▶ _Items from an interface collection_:
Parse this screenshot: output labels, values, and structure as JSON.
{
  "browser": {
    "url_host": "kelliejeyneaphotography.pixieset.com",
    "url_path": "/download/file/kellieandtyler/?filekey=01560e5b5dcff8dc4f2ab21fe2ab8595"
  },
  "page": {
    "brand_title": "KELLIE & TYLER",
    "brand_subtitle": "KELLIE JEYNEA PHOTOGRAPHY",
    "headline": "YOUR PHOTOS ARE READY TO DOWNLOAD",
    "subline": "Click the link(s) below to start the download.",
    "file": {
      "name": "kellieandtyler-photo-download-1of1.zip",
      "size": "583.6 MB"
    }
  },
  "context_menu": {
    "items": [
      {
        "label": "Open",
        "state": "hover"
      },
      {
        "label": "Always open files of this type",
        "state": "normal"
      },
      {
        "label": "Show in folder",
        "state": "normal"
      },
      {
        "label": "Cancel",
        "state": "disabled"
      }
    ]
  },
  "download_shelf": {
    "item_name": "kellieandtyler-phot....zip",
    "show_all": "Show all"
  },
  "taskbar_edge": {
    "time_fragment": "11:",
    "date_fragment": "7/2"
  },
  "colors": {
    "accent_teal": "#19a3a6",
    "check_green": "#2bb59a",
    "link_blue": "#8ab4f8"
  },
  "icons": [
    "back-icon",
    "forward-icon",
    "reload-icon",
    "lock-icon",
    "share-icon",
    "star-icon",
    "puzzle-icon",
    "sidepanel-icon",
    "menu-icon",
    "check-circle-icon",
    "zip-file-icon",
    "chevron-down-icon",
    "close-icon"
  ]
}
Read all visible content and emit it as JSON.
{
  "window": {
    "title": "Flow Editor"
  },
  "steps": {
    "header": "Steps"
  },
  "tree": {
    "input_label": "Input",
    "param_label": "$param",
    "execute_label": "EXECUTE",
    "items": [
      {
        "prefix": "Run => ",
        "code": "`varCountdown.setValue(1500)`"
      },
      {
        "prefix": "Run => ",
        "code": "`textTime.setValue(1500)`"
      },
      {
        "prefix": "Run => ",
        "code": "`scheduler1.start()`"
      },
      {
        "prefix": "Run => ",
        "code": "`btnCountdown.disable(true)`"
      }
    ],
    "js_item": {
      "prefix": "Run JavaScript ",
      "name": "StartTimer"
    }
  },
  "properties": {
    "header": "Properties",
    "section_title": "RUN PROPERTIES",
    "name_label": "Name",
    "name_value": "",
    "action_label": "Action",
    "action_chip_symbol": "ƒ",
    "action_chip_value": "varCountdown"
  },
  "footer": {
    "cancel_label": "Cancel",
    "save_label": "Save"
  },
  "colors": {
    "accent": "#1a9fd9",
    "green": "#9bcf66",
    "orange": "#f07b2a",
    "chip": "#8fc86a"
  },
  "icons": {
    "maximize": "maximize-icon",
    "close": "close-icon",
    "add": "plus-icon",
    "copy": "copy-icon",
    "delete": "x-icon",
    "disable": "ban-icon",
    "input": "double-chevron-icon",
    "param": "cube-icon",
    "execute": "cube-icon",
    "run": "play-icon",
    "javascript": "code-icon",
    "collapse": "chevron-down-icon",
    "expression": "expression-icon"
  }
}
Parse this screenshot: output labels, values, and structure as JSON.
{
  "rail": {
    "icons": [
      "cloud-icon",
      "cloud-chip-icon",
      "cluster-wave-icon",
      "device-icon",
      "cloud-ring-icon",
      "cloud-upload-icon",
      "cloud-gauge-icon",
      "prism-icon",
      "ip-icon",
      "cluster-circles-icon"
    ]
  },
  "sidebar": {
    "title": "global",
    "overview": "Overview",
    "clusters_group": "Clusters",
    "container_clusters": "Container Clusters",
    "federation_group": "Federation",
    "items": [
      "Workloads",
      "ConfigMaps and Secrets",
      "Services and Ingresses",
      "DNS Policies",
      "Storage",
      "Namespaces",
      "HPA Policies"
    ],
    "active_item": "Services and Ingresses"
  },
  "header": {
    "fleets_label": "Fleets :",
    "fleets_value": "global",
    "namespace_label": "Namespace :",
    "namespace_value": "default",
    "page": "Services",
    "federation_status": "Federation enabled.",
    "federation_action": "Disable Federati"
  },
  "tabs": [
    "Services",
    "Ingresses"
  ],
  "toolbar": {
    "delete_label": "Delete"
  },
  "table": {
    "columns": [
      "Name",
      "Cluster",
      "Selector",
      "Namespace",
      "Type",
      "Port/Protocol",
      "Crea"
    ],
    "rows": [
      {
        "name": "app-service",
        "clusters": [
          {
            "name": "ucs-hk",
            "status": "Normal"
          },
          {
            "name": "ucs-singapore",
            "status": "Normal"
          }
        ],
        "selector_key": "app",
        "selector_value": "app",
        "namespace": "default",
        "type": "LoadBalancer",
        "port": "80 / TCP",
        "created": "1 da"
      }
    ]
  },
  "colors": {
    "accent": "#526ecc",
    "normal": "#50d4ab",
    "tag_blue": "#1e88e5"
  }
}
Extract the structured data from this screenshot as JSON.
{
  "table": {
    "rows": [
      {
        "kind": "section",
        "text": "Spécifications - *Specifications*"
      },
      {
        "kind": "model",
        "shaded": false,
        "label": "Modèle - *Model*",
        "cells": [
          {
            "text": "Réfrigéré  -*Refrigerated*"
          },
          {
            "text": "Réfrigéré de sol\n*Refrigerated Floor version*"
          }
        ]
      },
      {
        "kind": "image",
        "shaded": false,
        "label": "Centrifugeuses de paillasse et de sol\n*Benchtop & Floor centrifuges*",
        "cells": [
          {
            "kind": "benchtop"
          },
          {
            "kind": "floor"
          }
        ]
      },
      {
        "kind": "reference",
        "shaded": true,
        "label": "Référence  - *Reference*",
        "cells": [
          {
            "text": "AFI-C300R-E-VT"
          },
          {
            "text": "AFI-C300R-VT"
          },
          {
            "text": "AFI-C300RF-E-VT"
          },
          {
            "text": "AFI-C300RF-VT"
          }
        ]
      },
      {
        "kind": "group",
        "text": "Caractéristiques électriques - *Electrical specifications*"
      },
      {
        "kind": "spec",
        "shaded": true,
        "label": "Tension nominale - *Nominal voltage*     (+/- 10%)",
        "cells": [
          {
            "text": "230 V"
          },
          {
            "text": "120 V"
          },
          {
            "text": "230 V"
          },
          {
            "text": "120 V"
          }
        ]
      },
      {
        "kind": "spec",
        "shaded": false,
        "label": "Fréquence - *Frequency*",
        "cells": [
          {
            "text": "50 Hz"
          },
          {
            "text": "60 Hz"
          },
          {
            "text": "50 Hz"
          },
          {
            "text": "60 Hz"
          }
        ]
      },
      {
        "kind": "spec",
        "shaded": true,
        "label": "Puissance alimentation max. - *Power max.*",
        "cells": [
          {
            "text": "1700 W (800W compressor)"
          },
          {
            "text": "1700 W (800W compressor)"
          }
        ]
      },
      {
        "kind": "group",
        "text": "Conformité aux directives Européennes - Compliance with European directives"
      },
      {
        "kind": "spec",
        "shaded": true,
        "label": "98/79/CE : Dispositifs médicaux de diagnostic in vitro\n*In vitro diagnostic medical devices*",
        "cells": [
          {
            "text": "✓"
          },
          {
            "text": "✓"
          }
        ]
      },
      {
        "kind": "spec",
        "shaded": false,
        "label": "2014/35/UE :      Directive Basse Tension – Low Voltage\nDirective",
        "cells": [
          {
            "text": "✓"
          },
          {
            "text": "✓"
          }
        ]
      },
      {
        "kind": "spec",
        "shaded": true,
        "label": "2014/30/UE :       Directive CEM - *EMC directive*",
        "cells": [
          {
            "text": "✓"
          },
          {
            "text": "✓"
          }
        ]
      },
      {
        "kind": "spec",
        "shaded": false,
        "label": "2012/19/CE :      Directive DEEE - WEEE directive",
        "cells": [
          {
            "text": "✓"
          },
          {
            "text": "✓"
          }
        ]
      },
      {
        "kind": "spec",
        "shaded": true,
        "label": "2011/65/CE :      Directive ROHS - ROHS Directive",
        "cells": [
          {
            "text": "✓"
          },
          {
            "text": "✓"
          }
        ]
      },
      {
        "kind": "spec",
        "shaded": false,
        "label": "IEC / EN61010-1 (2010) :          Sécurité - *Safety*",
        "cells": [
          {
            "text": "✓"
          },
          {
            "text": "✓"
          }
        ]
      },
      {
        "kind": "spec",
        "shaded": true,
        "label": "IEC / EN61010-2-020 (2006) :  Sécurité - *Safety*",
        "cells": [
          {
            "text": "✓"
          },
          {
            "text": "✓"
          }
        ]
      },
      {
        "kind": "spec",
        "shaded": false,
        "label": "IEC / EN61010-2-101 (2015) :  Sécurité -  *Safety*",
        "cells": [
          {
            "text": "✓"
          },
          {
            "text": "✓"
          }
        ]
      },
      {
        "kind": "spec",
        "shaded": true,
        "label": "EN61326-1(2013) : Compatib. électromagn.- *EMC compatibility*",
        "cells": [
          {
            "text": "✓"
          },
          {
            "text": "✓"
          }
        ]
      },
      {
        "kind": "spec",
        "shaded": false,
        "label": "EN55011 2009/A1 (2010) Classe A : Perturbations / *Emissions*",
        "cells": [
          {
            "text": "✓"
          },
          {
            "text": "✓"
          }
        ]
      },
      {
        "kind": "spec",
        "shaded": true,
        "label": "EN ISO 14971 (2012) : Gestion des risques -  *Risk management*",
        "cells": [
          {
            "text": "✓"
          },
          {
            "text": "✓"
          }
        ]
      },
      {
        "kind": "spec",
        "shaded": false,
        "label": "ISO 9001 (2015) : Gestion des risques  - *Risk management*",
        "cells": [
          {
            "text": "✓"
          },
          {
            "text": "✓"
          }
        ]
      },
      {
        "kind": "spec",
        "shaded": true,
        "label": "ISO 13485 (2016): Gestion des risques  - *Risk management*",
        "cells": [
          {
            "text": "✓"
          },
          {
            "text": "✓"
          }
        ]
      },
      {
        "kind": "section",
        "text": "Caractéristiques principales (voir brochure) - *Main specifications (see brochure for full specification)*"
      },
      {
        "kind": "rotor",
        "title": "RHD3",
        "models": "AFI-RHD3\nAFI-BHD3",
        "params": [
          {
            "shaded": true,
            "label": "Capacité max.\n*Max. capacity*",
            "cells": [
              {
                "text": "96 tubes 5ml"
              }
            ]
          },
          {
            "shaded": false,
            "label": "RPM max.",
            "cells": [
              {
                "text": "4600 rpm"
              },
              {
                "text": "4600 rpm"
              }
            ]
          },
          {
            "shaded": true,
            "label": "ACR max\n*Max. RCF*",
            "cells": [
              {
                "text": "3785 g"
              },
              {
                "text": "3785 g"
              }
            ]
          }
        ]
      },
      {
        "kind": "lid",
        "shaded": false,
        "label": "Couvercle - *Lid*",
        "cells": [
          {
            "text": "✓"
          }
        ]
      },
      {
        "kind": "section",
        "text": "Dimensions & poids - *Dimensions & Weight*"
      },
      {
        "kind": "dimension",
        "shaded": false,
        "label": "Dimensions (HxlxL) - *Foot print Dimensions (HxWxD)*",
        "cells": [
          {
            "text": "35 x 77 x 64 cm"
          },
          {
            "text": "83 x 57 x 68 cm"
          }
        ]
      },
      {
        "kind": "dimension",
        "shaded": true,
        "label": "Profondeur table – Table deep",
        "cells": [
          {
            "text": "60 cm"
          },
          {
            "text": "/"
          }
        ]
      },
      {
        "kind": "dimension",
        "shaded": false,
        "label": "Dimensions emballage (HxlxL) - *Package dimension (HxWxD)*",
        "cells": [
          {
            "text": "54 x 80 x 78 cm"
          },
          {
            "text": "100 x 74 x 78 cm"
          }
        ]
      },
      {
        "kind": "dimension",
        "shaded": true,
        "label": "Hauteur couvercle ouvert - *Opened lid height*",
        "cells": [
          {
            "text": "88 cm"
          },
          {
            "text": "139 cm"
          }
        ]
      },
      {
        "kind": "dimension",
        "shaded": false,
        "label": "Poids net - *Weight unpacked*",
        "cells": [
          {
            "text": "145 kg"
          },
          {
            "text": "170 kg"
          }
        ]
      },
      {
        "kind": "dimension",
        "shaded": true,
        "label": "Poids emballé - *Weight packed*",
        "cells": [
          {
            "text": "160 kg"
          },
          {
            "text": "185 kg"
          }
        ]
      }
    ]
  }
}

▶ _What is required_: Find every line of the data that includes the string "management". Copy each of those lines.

▶ _Written response_:
        "label": "EN ISO 14971 (2012) : Gestion des risques -  *Risk management*",
        "label": "ISO 9001 (2015) : Gestion des risques  - *Risk management*",
        "label": "ISO 13485 (2016): Gestion des risques  - *Risk management*",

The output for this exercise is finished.